Lai Mohammed et al’s semantic gymnastics was necessary to prepare the grounds for executive inaction. By rendering these pogroms as clashes they hoped to achieve two things. One, conveniently create a semantic cover for inaction. Two, offer platitudinous solutions to appease the murderous Fulani herdsmen and reward their belligerence. Such solutions include canvassing for the creation of grazing routes and ranches for them. And offering them cattle colonies to be built by the federal government with the taxpayers’ money in interested states.
The logic in the argument that cattle rearing, like fish farming, architecture and tailoring, is a private business and should not attract public funding is unassailable. But even if you step away from that logical fortress, puzzles still liter your path. Cattle rearing is not native to the states where these pogroms are taking place or have taken place. It has greater roots and history in Sokoto, Kano, Jigawa, Katsina and Borno – major Moslem states. So why are we not having these “clashes” in these states? Why do Fulani herdsmen not drive their cattle into the farmlands in these key Moslem states? Why are they no “clashes” between Fulani herdsmen and Fulani farmers in these states? The reason is simply because where faith is shared, guns are not fired and rights are not violated. Which puts a religious coloring on these pogroms.

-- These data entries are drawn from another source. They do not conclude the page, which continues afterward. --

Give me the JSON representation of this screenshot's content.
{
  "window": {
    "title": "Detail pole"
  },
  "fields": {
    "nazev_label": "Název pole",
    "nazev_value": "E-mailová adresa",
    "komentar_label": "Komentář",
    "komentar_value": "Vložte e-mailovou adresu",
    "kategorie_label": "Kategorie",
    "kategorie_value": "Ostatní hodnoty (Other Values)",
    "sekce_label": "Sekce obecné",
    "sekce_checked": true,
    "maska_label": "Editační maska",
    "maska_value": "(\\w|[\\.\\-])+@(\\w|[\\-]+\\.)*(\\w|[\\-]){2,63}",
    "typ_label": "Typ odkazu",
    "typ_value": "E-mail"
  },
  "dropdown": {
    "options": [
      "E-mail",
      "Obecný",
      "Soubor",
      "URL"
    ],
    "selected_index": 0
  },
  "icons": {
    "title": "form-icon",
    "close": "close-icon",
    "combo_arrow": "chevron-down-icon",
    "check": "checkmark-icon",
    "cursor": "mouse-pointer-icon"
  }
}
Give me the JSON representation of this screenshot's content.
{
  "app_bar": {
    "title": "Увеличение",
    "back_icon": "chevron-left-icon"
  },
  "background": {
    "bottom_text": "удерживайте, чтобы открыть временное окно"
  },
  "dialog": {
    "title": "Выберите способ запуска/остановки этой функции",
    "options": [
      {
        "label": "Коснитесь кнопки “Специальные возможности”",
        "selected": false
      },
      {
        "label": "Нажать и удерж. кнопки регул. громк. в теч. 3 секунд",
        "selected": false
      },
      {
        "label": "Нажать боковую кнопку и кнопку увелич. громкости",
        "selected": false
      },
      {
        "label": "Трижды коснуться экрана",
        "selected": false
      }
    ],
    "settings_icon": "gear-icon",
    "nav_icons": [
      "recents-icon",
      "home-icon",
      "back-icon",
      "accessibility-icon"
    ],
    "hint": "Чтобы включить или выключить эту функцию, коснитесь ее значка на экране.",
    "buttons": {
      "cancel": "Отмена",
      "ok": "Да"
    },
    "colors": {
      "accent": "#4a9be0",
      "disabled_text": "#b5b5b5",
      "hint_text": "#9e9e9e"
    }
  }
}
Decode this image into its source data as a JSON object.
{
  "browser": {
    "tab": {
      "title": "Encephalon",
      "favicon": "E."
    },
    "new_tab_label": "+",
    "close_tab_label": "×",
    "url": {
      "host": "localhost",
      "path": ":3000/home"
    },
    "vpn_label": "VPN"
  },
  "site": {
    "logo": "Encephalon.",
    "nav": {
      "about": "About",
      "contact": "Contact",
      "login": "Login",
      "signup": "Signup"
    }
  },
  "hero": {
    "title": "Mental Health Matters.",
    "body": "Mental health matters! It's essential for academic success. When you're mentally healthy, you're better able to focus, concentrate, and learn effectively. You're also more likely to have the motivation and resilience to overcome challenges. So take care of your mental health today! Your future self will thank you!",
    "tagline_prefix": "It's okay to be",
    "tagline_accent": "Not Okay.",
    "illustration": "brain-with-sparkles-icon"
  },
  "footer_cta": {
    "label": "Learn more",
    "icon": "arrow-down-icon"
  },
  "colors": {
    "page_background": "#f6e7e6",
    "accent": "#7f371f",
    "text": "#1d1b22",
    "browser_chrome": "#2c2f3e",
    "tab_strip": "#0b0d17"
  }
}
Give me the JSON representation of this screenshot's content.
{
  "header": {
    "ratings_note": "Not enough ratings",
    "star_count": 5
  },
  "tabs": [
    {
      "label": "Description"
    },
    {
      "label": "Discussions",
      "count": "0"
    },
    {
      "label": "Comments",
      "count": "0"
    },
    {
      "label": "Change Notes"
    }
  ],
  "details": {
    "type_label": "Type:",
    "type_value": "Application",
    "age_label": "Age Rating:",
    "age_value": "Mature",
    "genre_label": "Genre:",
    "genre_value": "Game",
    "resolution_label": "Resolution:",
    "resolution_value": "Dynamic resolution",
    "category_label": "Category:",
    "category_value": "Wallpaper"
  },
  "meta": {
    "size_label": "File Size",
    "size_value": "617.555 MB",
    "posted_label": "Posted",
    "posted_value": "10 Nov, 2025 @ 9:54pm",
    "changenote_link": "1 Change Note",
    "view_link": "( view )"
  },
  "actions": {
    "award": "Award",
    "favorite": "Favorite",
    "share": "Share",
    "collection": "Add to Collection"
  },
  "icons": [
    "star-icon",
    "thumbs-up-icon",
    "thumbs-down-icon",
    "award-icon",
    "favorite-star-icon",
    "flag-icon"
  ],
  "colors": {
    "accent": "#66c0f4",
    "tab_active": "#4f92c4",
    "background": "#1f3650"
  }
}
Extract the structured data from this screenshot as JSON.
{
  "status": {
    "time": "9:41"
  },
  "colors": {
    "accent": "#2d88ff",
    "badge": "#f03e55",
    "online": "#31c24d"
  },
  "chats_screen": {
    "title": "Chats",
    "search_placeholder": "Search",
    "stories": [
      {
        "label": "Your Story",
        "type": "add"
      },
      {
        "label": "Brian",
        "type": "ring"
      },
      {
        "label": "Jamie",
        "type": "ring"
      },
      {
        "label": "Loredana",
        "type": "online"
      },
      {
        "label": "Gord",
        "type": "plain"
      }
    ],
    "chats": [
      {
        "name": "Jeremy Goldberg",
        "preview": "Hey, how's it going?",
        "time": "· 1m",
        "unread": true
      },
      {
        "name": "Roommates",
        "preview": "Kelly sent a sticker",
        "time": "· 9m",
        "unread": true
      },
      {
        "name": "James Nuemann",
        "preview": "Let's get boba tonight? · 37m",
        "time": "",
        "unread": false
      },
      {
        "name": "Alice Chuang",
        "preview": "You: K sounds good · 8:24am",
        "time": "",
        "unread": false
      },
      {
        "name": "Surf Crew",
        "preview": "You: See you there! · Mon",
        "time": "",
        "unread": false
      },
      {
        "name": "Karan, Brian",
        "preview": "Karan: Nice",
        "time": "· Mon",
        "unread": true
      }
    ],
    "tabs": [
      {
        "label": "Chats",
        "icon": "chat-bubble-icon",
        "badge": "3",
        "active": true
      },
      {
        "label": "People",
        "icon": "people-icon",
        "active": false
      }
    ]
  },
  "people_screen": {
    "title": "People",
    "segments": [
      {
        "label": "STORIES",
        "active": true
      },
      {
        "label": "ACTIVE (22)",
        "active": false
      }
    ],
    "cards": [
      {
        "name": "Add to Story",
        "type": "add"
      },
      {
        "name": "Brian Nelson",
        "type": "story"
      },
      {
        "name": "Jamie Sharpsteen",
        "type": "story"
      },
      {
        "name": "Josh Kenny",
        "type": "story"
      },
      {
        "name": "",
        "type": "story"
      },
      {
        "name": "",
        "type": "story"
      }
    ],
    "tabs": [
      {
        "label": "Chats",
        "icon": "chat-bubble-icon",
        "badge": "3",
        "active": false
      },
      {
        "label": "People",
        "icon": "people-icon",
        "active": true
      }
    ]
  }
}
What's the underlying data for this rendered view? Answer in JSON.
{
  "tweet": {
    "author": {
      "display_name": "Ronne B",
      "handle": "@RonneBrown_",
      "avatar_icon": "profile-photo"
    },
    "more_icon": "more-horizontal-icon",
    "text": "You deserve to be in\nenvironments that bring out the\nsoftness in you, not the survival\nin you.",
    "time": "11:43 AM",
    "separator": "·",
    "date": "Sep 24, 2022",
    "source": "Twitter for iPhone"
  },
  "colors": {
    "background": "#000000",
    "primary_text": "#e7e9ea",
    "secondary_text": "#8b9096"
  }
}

American President Donald Trump was, therefore, in order when he asked Buhari to stop the killing of Christians. Nearly all the farmers killed are Christians, yet we have Muslim farmers in the North who have never been attacked by the herdsmen and have never had any trespass on their farms by herdsmen.
The first step in finding a solution to this madness is to call it the way it is – a pogrom, NOT A CLASH. Labeling it right is desired to get the right global reaction. We should let the name and the shame prick the conscience of the world in the faith that the world still boasts of enough good women and men to rise up against another holocaust. We should tell the world the way it is in the hope that like Dr Martin Luther King Jr. was right when he said, “The arc of the moral universe is long, but it bends towards justice. Justice will not fail, though wickedness appears strong, and has on its side the armies and thrones of power…Justice will not fail and perish out from the world of men, nor will what is really wrong and contrary to God’s real law of justice continually endure.”
Ukpe is a media practitioner based in Uyo.